Dear Dr. Polando,



Thank you so much for inviting me to sit in on your Microbiology class. What a busy room! I
guess I picked a great day to visit!! 30 plus Manchester University students and 12 visiting
Juniors from around the state and Ohio! Certainly, there was a lot going on!

It was great that you began class by sharing what was going on with events on campus. To
open with a conversation about the Solidarity Week events was really a nice touch,
especially thinking about it as a way of supporting community. I also like how you reviewed
information about the assignments coming up, and responding to questions about what
would be on the test.

Another reason that was nice to visit microbial epidemics! It was interesting that you
could share examples of coevolution and examples of how a virus could be used to address
population control. You have a natural style of interacting with the students. Using real
world examples with vaccinations and discussing how the biology ties to their behaviors
was very interesting.

I really appreciated hearing how public health education is a strong control strategy. It is
an important reality to pair drug intervention along with education. Addressing it with
both autism and HIV was brilliant. I wish the students would have jumped in more at this
point to have discussed more about how their behaviors tie with these infections. It sounds
like their behaviors have been discussed throughout the semester, though, so maybe it was
just a point that had been repeatedly reviewed.

At the point in the presentation when you were discussing controls against transmission, I
would have loved to see you use a partnered think-pair-share (think about an issue,
partner up, share what your ideas are). To have the students talk as immunologists and
how they might work to quarantine or reduce transmission. It would have been interesting
to have heard their ideas about what might work best, and whether or not their ideas
would work with Center for Disease Control/World Health Organization surveillance,
quarantines, and controls. Students always seem to appreciate when their ideas match
reality, and this would have been a nice link.

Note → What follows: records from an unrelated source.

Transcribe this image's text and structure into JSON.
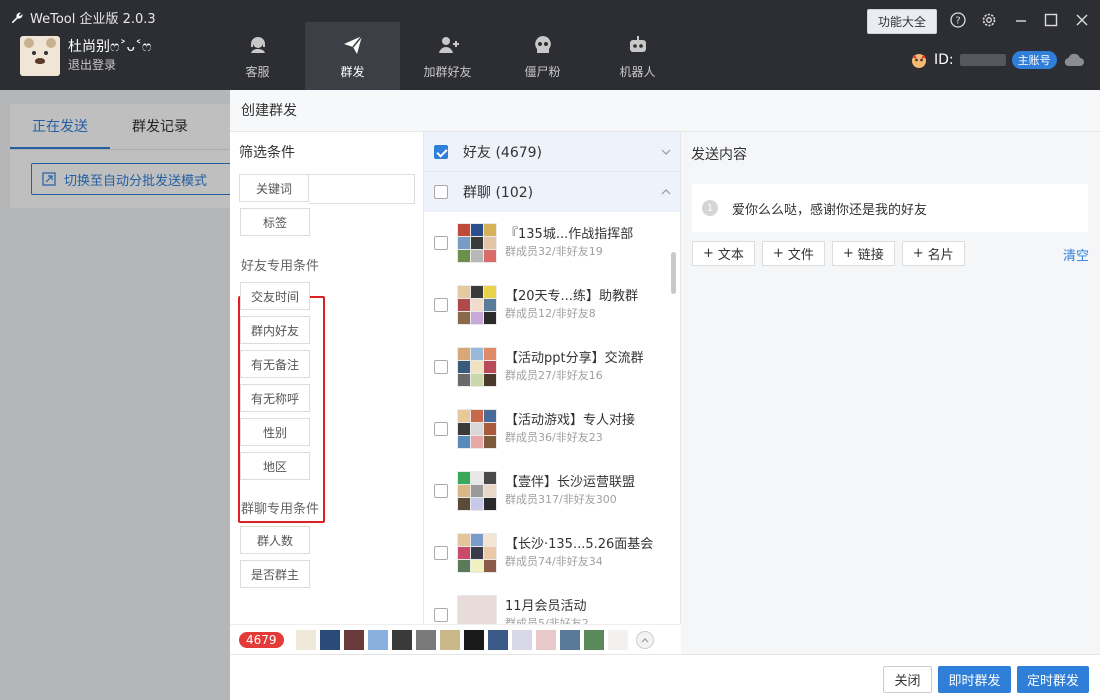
{
  "app": {
    "title": "WeTool 企业版 2.0.3"
  },
  "user": {
    "name": "杜尚别ෆ˃ᴗ˂ෆ",
    "logout": "退出登录"
  },
  "nav": [
    {
      "label": "客服"
    },
    {
      "label": "群发"
    },
    {
      "label": "加群好友"
    },
    {
      "label": "僵尸粉"
    },
    {
      "label": "机器人"
    }
  ],
  "header": {
    "features_label": "功能大全",
    "id_label": "ID:",
    "account_badge": "主账号"
  },
  "background": {
    "tabs": [
      "正在发送",
      "群发记录"
    ],
    "switch_button": "切换至自动分批发送模式"
  },
  "dialog": {
    "title": "创建群发",
    "filter": {
      "title": "筛选条件",
      "keyword_label": "关键词",
      "keyword_value": "",
      "tag_label": "标签",
      "friend_section": "好友专用条件",
      "friend_conditions": [
        "交友时间",
        "群内好友",
        "有无备注",
        "有无称呼",
        "性别",
        "地区"
      ],
      "group_section": "群聊专用条件",
      "group_conditions": [
        "群人数",
        "是否群主"
      ]
    },
    "targets": {
      "friends_label": "好友 (4679)",
      "groups_label": "群聊 (102)",
      "groups": [
        {
          "name": "『135城...作战指挥部",
          "sub": "群成员32/非好友19"
        },
        {
          "name": "【20天专...练】助教群",
          "sub": "群成员12/非好友8"
        },
        {
          "name": "【活动ppt分享】交流群",
          "sub": "群成员27/非好友16"
        },
        {
          "name": "【活动游戏】专人对接",
          "sub": "群成员36/非好友23"
        },
        {
          "name": "【壹伴】长沙运营联盟",
          "sub": "群成员317/非好友300"
        },
        {
          "name": "【长沙·135...5.26面基会",
          "sub": "群成员74/非好友34"
        },
        {
          "name": "11月会员活动",
          "sub": "群成员5/非好友2"
        }
      ],
      "selected_count": "4679"
    },
    "content": {
      "title": "发送内容",
      "message_index": "1",
      "message": "爱你么么哒，感谢你还是我的好友",
      "add_buttons": [
        "文本",
        "文件",
        "链接",
        "名片"
      ],
      "clear": "清空"
    },
    "footer": {
      "close": "关闭",
      "send_now": "即时群发",
      "send_timed": "定时群发"
    }
  },
  "colors": {
    "accent": "#2f7fd9",
    "header_bg": "#2d2e33",
    "highlight_box": "#e02020",
    "count_badge": "#e43a3a"
  }
}
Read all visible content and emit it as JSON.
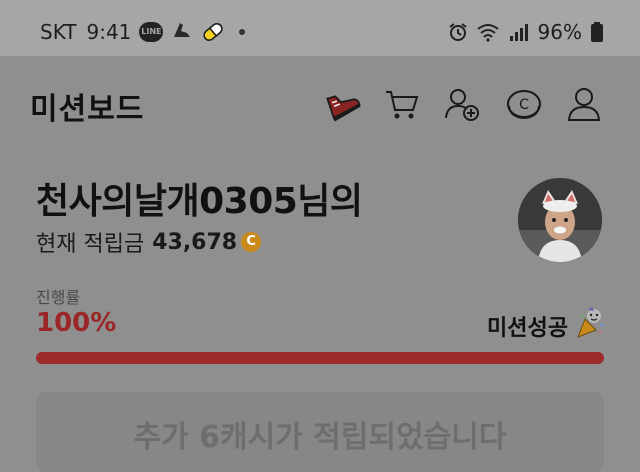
{
  "status_bar": {
    "carrier": "SKT",
    "time": "9:41",
    "line_icon_text": "LINE",
    "battery_percent": "96%"
  },
  "header": {
    "app_title": "미션보드",
    "icons": [
      "shoe-icon",
      "cart-icon",
      "add-friend-icon",
      "cash-coin-icon",
      "profile-icon"
    ]
  },
  "profile": {
    "username": "천사의날개0305님의",
    "points_label": "현재 적립금",
    "points_value": "43,678",
    "coin_symbol": "C"
  },
  "progress": {
    "label": "진행률",
    "percent_text": "100%",
    "fraction": 1.0,
    "status_text": "미션성공"
  },
  "reward": {
    "message": "추가 6캐시가 적립되었습니다"
  },
  "colors": {
    "accent_red": "#9f2a2a",
    "coin": "#c98a1a",
    "overlay": "#8f8f8f"
  }
}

I really thought the conversation about how deaths in Africa when compared with the
Americas were so significantly different. To analyze different populations and
environmental influences. The questions that followed about the impact of cancer on 20%
of American deaths in comparison with 4% African deaths were interesting. Where we live
and what we do makes an impact on human beings and what impacts us. Developing
technology that allows us to develop longer and live in areas we didnt previously inhabit
makes a difference, and the students seemed to grasp this clearly.


It was great that as common forms of biological weapons were mentioned, the students
could apply their previous knowledge to the information that was previously reviewed. It is
clear that they are aware that infection through skin is less lethal than consumption, which
is better than inhalation. It is somewhat amusing as an outsider (perhaps a bit frightening),
that students knew so much about biological warfare? Wow frightening to think about
the power of their knowledge.

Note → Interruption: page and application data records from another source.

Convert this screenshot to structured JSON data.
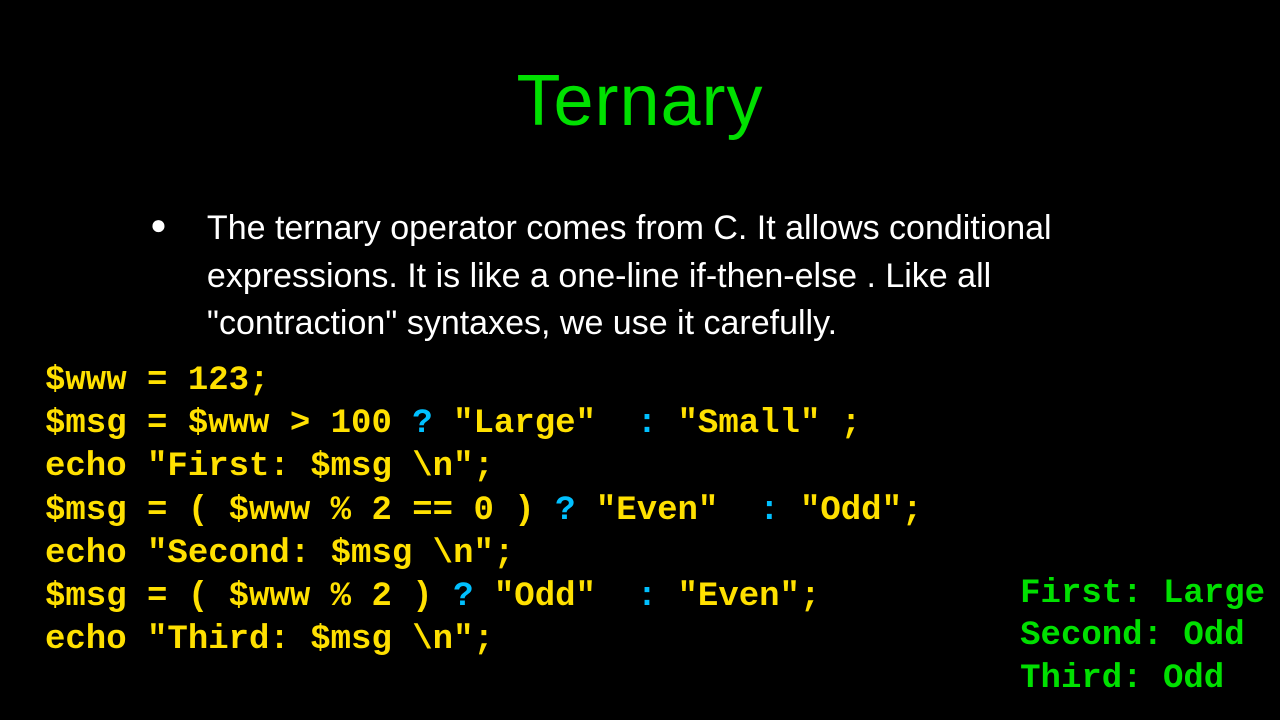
{
  "title": "Ternary",
  "bullet": "The ternary operator comes from C.   It allows conditional expressions.  It is like a one-line if-then-else .  Like all \"contraction\" syntaxes, we use it carefully.",
  "code": {
    "l1": "$www = 123;",
    "l2a": "$msg = $www > 100 ",
    "l2q": "?",
    "l2b": " \"Large\"  ",
    "l2c": ":",
    "l2d": " \"Small\" ;",
    "l3": "echo \"First: $msg \\n\";",
    "l4a": "$msg = ( $www % 2 == 0 ) ",
    "l4q": "?",
    "l4b": " \"Even\"  ",
    "l4c": ":",
    "l4d": " \"Odd\";",
    "l5": "echo \"Second: $msg \\n\";",
    "l6a": "$msg = ( $www % 2 ) ",
    "l6q": "?",
    "l6b": " \"Odd\"  ",
    "l6c": ":",
    "l6d": " \"Even\";",
    "l7": "echo \"Third: $msg \\n\";"
  },
  "output": {
    "o1": "First: Large",
    "o2": "Second: Odd",
    "o3": "Third: Odd"
  }
}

Overall, it was an excellent class. I like the methods that you use, and I appreciate that you
have such nice interaction during lecture. The only suggestion I might actually make would
be to consider the power of partnered conversation or small group work to allow them to
process what is learned and shared during lecture.

Otherwise, a simply delightful and interesting class!

Thank you again for allowing me to visit!

Sincerely,

Michael L. Slavkin